ACTIVITY:
The answer must consist of every line in the records below that contains the string "icon".

───── PROVIDED INFORMATION

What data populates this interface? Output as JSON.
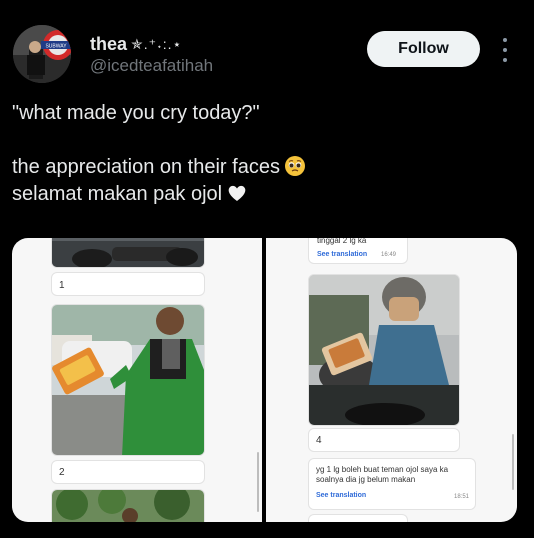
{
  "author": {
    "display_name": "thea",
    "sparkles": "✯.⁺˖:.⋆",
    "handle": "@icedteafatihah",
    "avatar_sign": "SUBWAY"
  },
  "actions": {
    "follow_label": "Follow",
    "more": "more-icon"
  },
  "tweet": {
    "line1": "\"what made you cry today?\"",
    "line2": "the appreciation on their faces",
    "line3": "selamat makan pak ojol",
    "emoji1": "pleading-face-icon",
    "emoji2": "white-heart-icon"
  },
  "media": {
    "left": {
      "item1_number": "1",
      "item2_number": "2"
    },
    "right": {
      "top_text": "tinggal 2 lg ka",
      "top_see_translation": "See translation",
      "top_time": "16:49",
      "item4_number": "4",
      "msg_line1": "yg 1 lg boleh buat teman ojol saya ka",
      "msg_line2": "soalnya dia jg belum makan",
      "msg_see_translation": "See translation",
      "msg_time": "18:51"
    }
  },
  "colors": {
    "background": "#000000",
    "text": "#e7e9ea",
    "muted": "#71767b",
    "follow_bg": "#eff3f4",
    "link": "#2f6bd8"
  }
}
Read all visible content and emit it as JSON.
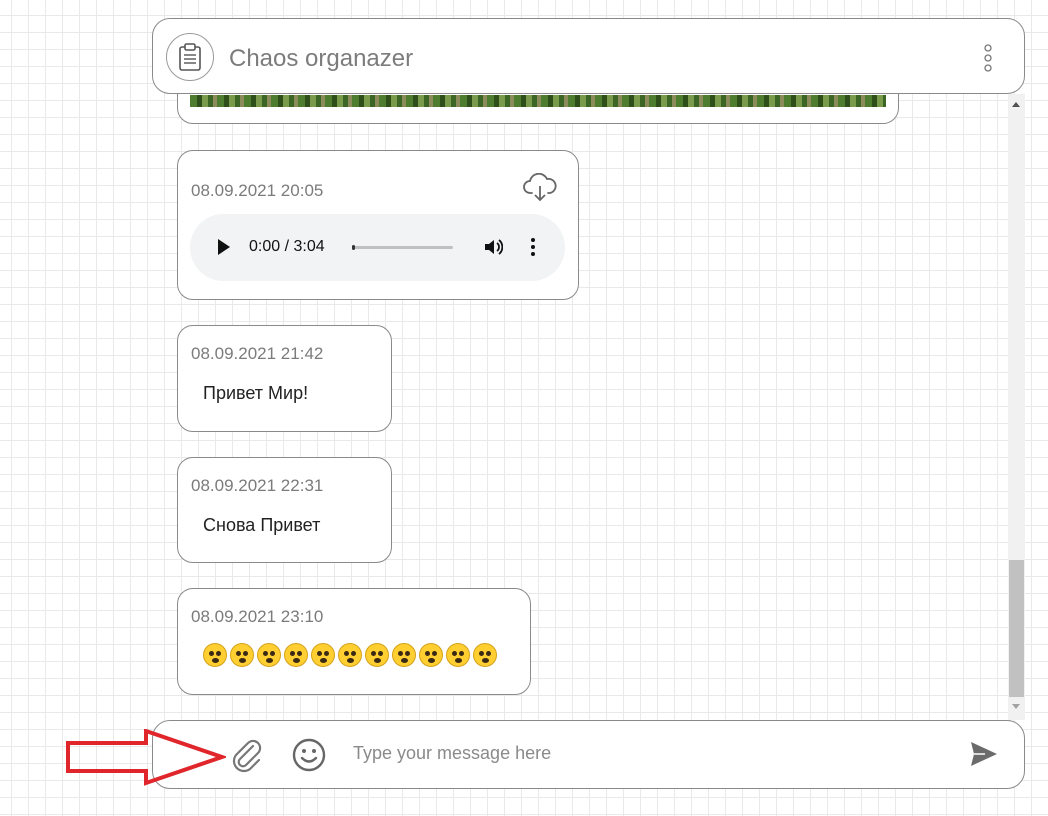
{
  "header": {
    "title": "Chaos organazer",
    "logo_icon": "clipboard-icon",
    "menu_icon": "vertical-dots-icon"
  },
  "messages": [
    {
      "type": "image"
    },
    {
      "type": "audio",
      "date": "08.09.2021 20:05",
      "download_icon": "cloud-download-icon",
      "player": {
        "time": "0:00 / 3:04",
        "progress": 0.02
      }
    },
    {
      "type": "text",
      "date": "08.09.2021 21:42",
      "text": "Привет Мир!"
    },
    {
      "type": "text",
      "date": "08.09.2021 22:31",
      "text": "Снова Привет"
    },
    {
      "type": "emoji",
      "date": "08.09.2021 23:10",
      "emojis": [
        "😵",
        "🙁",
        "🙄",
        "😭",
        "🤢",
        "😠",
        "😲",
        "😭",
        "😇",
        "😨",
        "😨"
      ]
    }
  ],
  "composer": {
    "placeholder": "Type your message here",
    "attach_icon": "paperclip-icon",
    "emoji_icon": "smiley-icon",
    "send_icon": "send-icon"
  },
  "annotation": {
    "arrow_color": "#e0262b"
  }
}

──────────

REPLY TO THE TASK:
    "more": "more-icon"
    "emoji1": "pleading-face-icon",
    "emoji2": "white-heart-icon"
    "logo_icon": "clipboard-icon",
    "menu_icon": "vertical-dots-icon"
      "download_icon": "cloud-download-icon",
    "attach_icon": "paperclip-icon",
    "emoji_icon": "smiley-icon",
    "send_icon": "send-icon"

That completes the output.